March 26, 2017
At Congress, Trump’s performance at “Presidential Level” was noted, by many media, as he read off the teleprompter straight, with little ad lib. And the praised of Trump ushered in, to the point the White House said it will not release news a few days after the Congress speech, so as to let the good performance sink in, meaning, more media acknowledgement.
But given Trump track-record & the media, with always the past, the much of the media willing to give him a “Re-Set” opportunity to Trump so he can “Re-Start.”
So the question is why is media forever ready to “Re-Set” Trump and for him to have new Trump start? I mean look at Trump’s record for the past year, does that not carry weight? Is there “Exceptionalism” with the American media, that they must always give the President a chance and a new beginning?
This is especially true, if one looks at the “Quality” not “Quantity” of Trump’s Congress address.
For example, while the media talked about Trump’s light tone and positivism, to those listening to Trump’s words, like to many who following what he said carefully, Trump still echo the same “Dark Tone” such as policing immigrants crime, which comes on top of earlier news of weekly publishing immigrants crimes.
Both of these are straight out of Hitler’s practices.
Yet most journalists hailed Trump’s speech.
A great many journalists are hailing Trump’s address to Congress as ushering a new Trump that looks “Presidential.”
Take the following report from US News & World Report, as an example, it reports (source)
Last night was the moment many Americans were waiting for, the moment where Donald Trump switched gears from being candidate to being president of the United States. While his tone and messaging in his inaugural address were dark and ominous his message in his first address to a joint Congress was optimistic.
Trump largely stuck to main GOP talking points, which is sure to please some within the GOP (like me) who have been reluctant to get behind his presidency, and for good reason.
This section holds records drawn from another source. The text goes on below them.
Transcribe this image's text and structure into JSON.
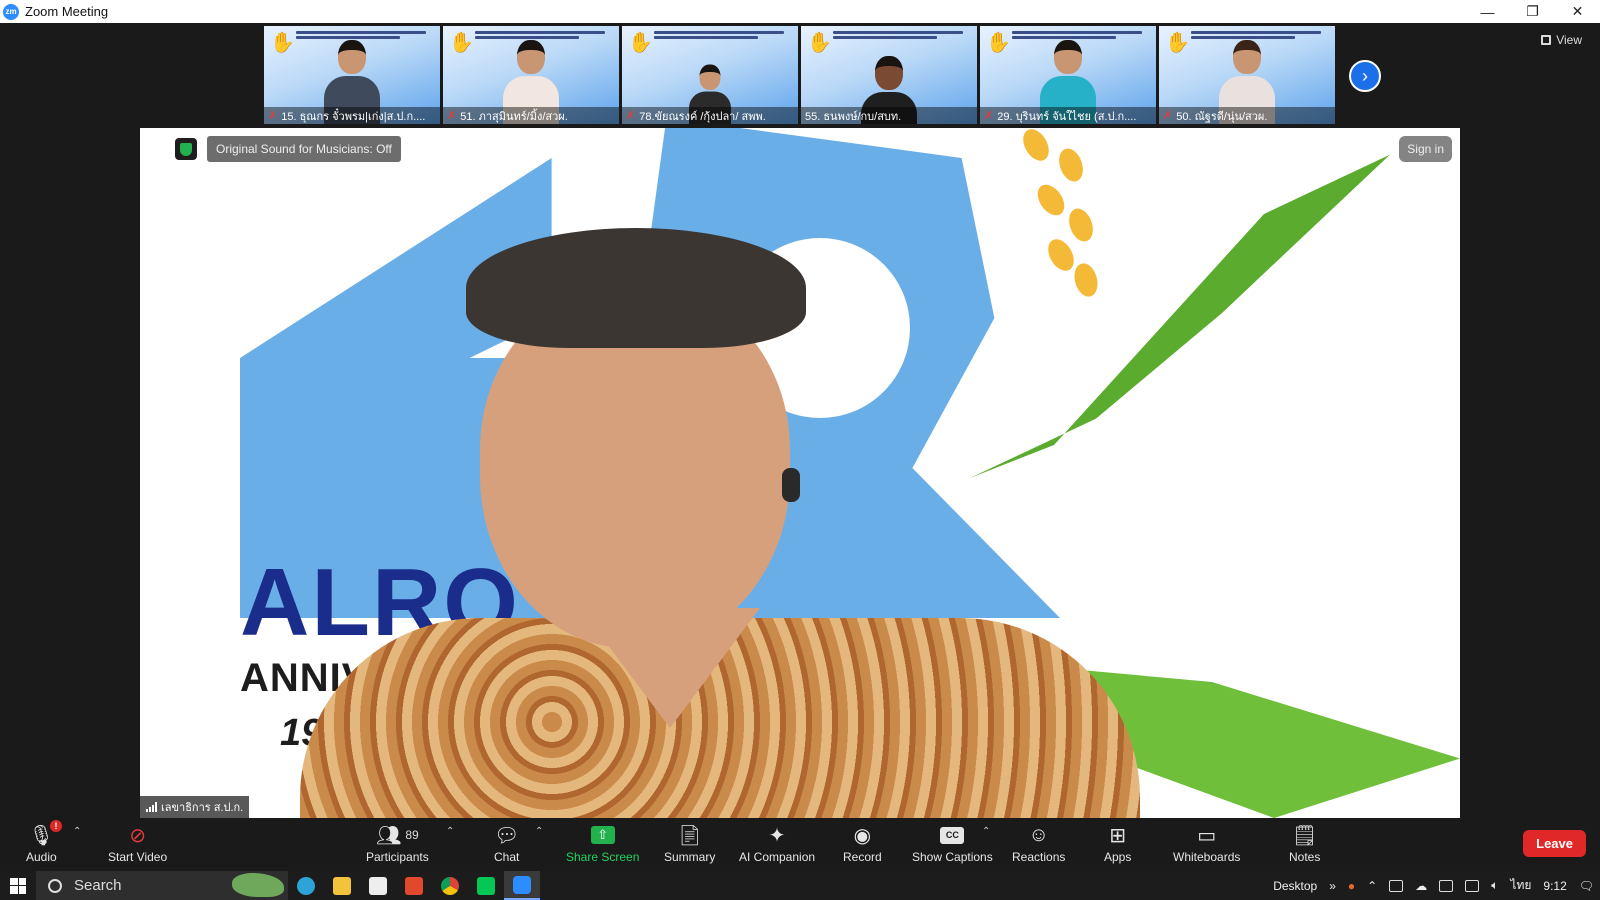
{
  "window": {
    "app_icon": "zm",
    "title": "Zoom Meeting",
    "controls": {
      "minimize": "—",
      "restore": "❐",
      "close": "✕"
    }
  },
  "gallery": {
    "participants": [
      {
        "name": "15. ธุณกร จั๋วพรม|เก่ง|ส.ป.ก...."
      },
      {
        "name": "51. ภาสุมินทร์/มิ้ง/สวผ."
      },
      {
        "name": "78.ขัยณรงค์ /กุ้งปลา/ สพพ."
      },
      {
        "name": "55. ธนพงษ์/กบ/สบท."
      },
      {
        "name": "29. บุรินทร์ จันใไชย (ส.ป.ก...."
      },
      {
        "name": "50. ณัฐรดี/นุ่น/สวผ."
      }
    ],
    "view_label": "View"
  },
  "main_video": {
    "original_sound_label": "Original Sound for Musicians: Off",
    "sign_in_label": "Sign in",
    "speaker_name": "เลขาธิการ ส.ป.ก.",
    "background_text": {
      "alro": "ALRO",
      "anniversary": "ANNIVERSAR",
      "year": "1975"
    }
  },
  "toolbar": {
    "audio": "Audio",
    "start_video": "Start Video",
    "participants": "Participants",
    "participants_count": "89",
    "chat": "Chat",
    "share_screen": "Share Screen",
    "summary": "Summary",
    "ai_companion": "AI Companion",
    "record": "Record",
    "show_captions": "Show Captions",
    "cc_icon_text": "CC",
    "reactions": "Reactions",
    "apps": "Apps",
    "whiteboards": "Whiteboards",
    "notes": "Notes",
    "leave": "Leave",
    "audio_badge": "!"
  },
  "taskbar": {
    "search_placeholder": "Search",
    "desktop_label": "Desktop",
    "chevron": "»",
    "language": "ไทย",
    "time": "9:12"
  }
}
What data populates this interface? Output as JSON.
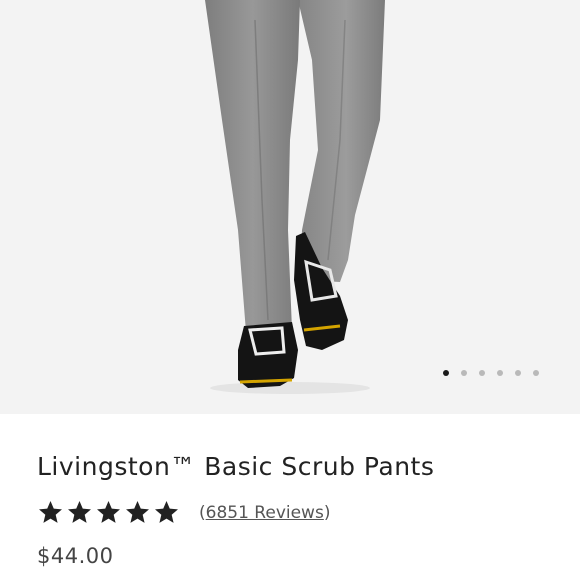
{
  "product": {
    "title": "Livingston™ Basic Scrub Pants",
    "rating": 5,
    "reviews_open": "(",
    "reviews_count": "6851 Reviews",
    "reviews_close": ")",
    "price": "$44.00"
  },
  "gallery": {
    "slide_count": 6,
    "active_index": 0
  },
  "colors": {
    "pants": "#8a8a8a",
    "background": "#f3f3f3",
    "dot_active": "#1a1a1a",
    "dot_inactive": "#b9b9b9"
  }
}
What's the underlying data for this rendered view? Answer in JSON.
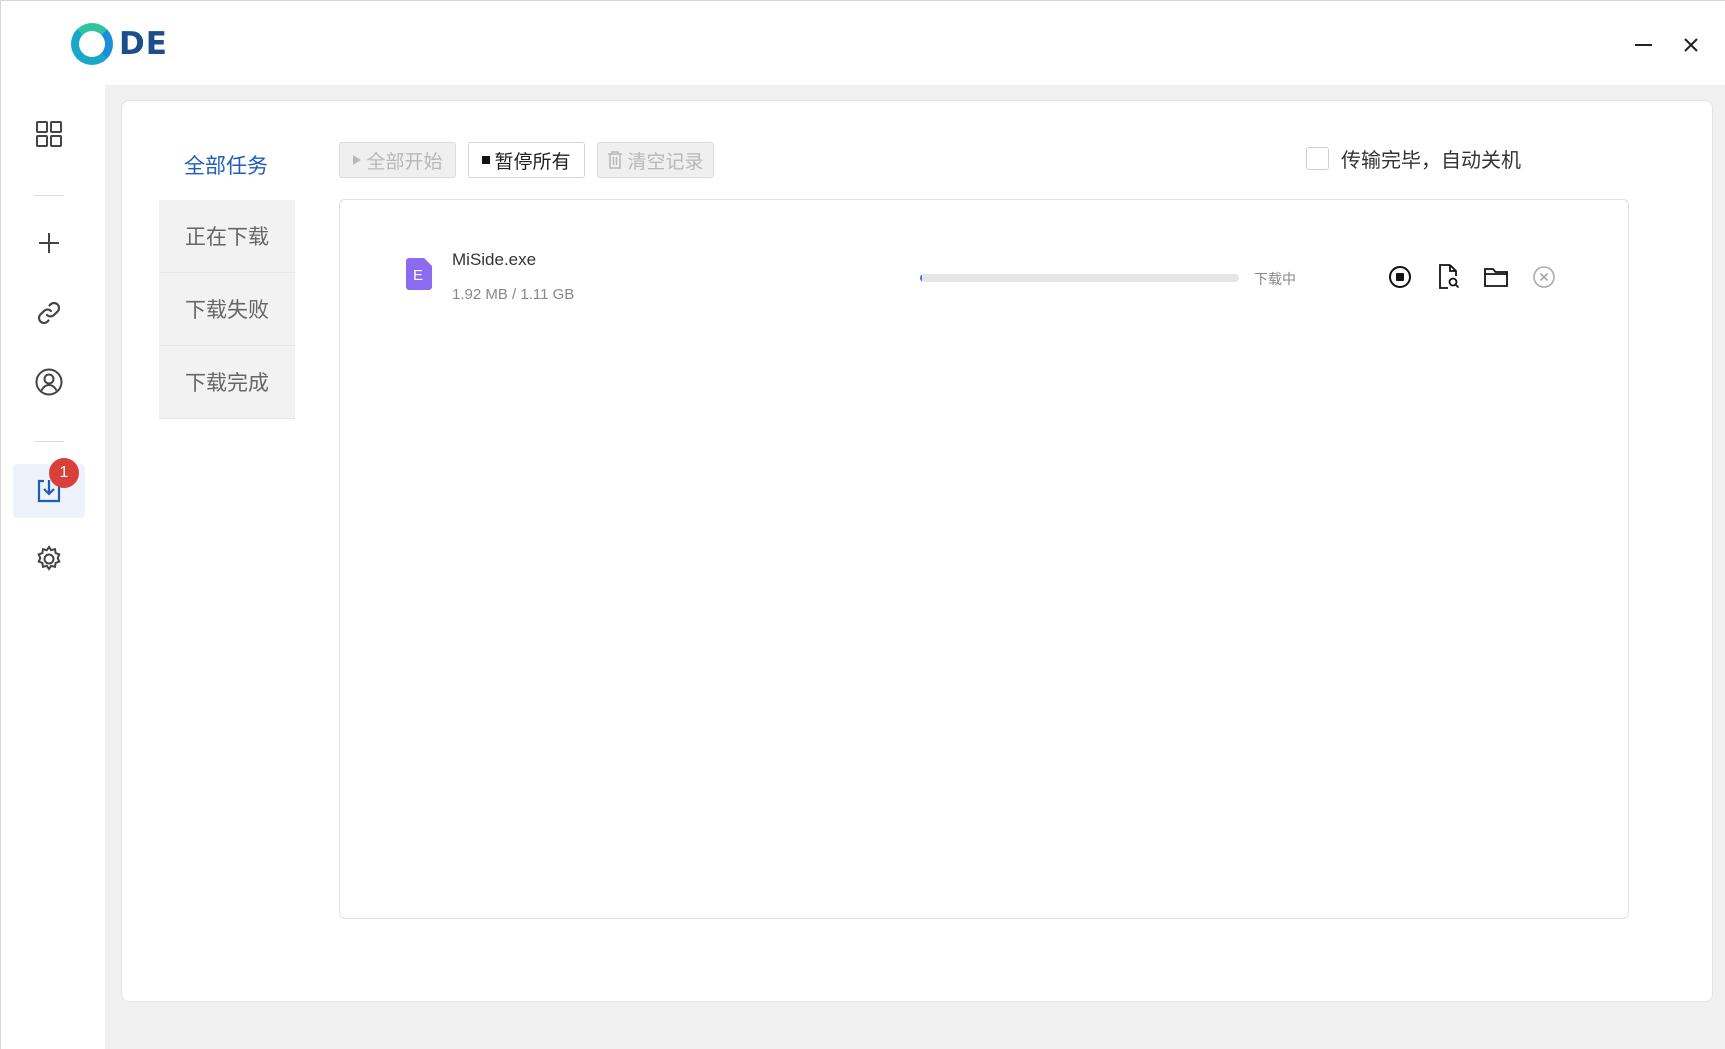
{
  "app": {
    "logo_text": "DE"
  },
  "window_controls": {
    "minimize_icon": "minimize-icon",
    "close_icon": "close-icon"
  },
  "rail": {
    "items": [
      {
        "icon": "apps-grid-icon"
      },
      {
        "icon": "plus-icon"
      },
      {
        "icon": "link-icon"
      },
      {
        "icon": "user-circle-icon"
      },
      {
        "icon": "download-box-icon",
        "badge": "1",
        "active": true
      },
      {
        "icon": "gear-icon"
      }
    ]
  },
  "categories": {
    "all": "全部任务",
    "items": [
      {
        "label": "正在下载"
      },
      {
        "label": "下载失败"
      },
      {
        "label": "下载完成"
      }
    ]
  },
  "toolbar": {
    "start_all": "全部开始",
    "pause_all": "暂停所有",
    "clear_records": "清空记录"
  },
  "auto_shutdown": {
    "label": "传输完毕，自动关机",
    "checked": false
  },
  "tasks": [
    {
      "file_icon_letter": "E",
      "name": "MiSide.exe",
      "size": "1.92 MB / 1.11 GB",
      "progress": 0.0017,
      "status": "下载中"
    }
  ],
  "colors": {
    "accent": "#1f5db8",
    "badge": "#d9403a",
    "file_icon": "#8b6cf0",
    "progress": "#3a7ae0"
  }
}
At times however, he strayed from that orthodoxy by suggesting substantial spending initiatives for infrastructure and pushing paid maternity leave, an issue typically supported by Democrats.
While I did not agree with all of Trump’s substance, I liked his tone – it seems he finally understands he can’t just pander to his base but must make strides to represent all Americans. What’s more, in the 12 or so hours since the address, the president has stayed off Twitter – maybe signaling a change in his behavior
But other are not convinced, such as Jacob Sugarman, managing editor at AlterNet, who wrote (source) who wrote on the response of Paul Krugman.
Paul Krugman is a Distinguished Professor of Economics at the Graduate Center of the City University of New York, and a columnist for The New York Times. In 2008, Krugman was awarded the Nobel Memorial Prize in Economic Sciences for his contributions to New Trade Theory and New Economic Geography. The Prize Committee cited Krugman’s work explaining the patterns of international trade and the geographic distribution of economic activity, by examining the effects of economies of scale and of consumer preferences for diverse goods and services.
All presidents lie some of the time. Many presidents spin most of the time. But never has a president lied, to the public and the press, all of the time. For Paul Krugman, this bottomless mendacity is what separates the Trump administration from all that preceded it, and helps explain why Trump poses such a unique threat to the future of American democracy.
In a Friday column that ricochets from anger to despair and back again, the New York Times economist mourns the first victim of the Trump era: the truth.
“On matters of policy, politicians used to limit their misrepresentations of facts and impacts to relatively hard-to-verify assertions. When George W. Bush insisted that his tax cuts mainly went to the middle class, this wasn’t true, but it took some number-crunching to show that,” he writes. “What we’re getting from Mr. Trump is simply on a different plane from anything we’ve seen before.”
Krugman also took aim at Trump’s enablers, from his dishonest cabinet to the “morally vacuous” Republicans in Congress to the bubble-dwelling electorate whose minds have been warped by two decades of Fox News.
“Even the real possibility that we’re facing subversion by agents of a foreign power, and that top officials are part of the story, doesn’t seem to faze them as long as they can get tax cuts for the rich and benefits cut for the poor,” he laments.
But Krugman saved his most pointed criticism for the Fourth Estate, which saw even the likes of Van Jones gush about the president’s tone in his first address to Congress this week.
“It was a speech filled with falsehoods and vile policy proposals, but read calmly off the telemprompter — and suddenly everyone was declaring the liar-in-chief ‘presidential,’” Krugman fumes. “The point is that if that’s all it takes to exonerate the most dishonest man ever to hold high office in America, we’re doomed.”
If democracy dies in darkness, as the the Washington Post reminds its readers, it may be getting late early in the land of the free and the home of the brave.
Read Krugman’s column in the New York Times.
The following are more examples of what journalist wrote of Trump’s Congress Address: